Danish/American vocalist Amalie Bruun stormed the metal scene with the self titled EP Myrkur in 2014. Coming from a indie music background and daring to use her classically trained voice in black metal, Bruun was rewarded with a shitstorm on the internet and was ferociously haunted by trolls (not the cool Scandinavian type of trolls). Withstanding all of this, Myrkur followed through with her debut album M and the successor Mareridt, which is to be released in September.
Mareridt stands for Nightmare referring to a time where the artist was plagued by nightmares. Instead of trying to shove the nightmares away, Myrkur started to embrace them, documenting them and ultimately turning them into the new songs you will find on this record.

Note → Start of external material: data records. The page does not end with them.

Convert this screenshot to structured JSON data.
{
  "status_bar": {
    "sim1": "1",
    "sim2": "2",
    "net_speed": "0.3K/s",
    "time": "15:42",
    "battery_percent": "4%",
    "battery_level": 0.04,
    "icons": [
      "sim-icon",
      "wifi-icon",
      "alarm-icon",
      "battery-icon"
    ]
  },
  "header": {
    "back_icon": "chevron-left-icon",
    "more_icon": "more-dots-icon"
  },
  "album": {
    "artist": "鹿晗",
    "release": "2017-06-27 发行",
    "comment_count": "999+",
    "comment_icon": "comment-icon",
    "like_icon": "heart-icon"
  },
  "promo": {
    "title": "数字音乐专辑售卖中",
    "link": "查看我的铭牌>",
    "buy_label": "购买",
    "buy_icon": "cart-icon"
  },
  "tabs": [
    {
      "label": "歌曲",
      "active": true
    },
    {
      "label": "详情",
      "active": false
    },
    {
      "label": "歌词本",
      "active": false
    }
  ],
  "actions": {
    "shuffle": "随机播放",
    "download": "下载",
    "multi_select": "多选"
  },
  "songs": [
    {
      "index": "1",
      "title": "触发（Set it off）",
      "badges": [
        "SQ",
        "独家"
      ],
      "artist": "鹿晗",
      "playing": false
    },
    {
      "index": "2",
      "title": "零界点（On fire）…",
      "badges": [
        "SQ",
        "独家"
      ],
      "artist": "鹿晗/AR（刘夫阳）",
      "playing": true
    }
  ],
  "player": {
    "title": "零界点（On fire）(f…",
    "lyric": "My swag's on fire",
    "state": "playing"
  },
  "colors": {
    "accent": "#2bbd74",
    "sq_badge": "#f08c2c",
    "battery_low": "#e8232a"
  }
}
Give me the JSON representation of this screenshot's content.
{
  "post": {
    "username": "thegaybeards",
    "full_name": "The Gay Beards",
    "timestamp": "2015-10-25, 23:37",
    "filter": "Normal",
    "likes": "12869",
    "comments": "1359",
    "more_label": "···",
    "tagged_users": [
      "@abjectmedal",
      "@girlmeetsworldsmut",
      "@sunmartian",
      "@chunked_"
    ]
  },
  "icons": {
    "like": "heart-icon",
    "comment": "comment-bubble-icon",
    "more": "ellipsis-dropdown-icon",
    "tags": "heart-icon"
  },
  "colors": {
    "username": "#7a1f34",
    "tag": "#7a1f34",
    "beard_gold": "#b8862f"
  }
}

The record opens with the beautiful self titled song ‘Mareridt‘. Myrkur lures you in with a piercing, melodic call, which you can imagine resonating in the vast woodlands (those who have seen ‘Ronja Rövardotter’ can probably fathom what that might sound like). The soundscapes in the background of weather and traditional instruments conjure up the image of grey, yet magnificent fjords in the mist.
After the purity of ‘Mareridt’ follows the track ‘Måneblôt‘, which washes over you with a surge of raw, almost primal black metal, coated in a lo fi production. The track turns into a trademark Myrkur song: it combines and alternates between her clear, clean voice and razor sharp screams. More than on the other records, Myrkur uses traditional instruments on Mareridt, giving especially this song a folky vibe.
On the mid section of the record you’ll hear more experimentation. Vocal effects are heavily used on ‘The Serpent‘, combined with almost stoner metal like, drenching riffs and drums and electronic influences. It is probably literally the heaviest work of Myrkur yet, pushing herself well beyond the borders of the genre. ‘Crown‘ continues that tendency, albeit in a different direction. The vocals and the atmosphere almost have a Florence and the Machine-like feel, just a couple of shades darker. It clearly gives something away of Bruun’s background as a folk/indie artist. ‘Funeral‘ features a contribution the famous alternative singer Chelsea Wolfe. Perhaps partly due her contributions, it is the most experimental track of Mareridt. The focus lies on a more nightmarish background and the voices of these two women.
Alongside with ‘Mareridt’, the song ‘Ulvinde‘ is one of my personal favorites. The start reminds a bit of Loreena Mckennit’s ‘The Mystic’s Dream‘ until a wall of distorted riffs intercedes. To me, ‘Ulvinde‘ embodies what Myrkur musically stands for: a well balanced mixture between folk elements, beautiful music and on the other side cold, aggressive black metal.
Whereas Myrkur’s debut record M did not directly blow me away, the more does Mareridt. With M, Bruun carved a spot for herself in black metal with a unique style that combines raw black metal with her pure voice that is not so common in to hear in the genre (and loathed for that by many). Mareridt reconfirms and defends that spot with a vigor and simultaneously shows her growth: stepping outside of the (metal) comfort zone and successfully measuring herself with some of the biggest female artists in alternative music.
The one complaint I could have against Mareridt is that the aggression could be turned up a notch, but in the end that is a personal preference. I for one am glad that Myrkur did not succumb to the (undeserved) crap she’s had to deal with and I am looking forward to hear the new material on tour this winter.
Release date: September 15th, 2017
Label: Relapse Records
3. The Serpent
6. De Tre Piker
7. Funeral (with Chelsea Wolf)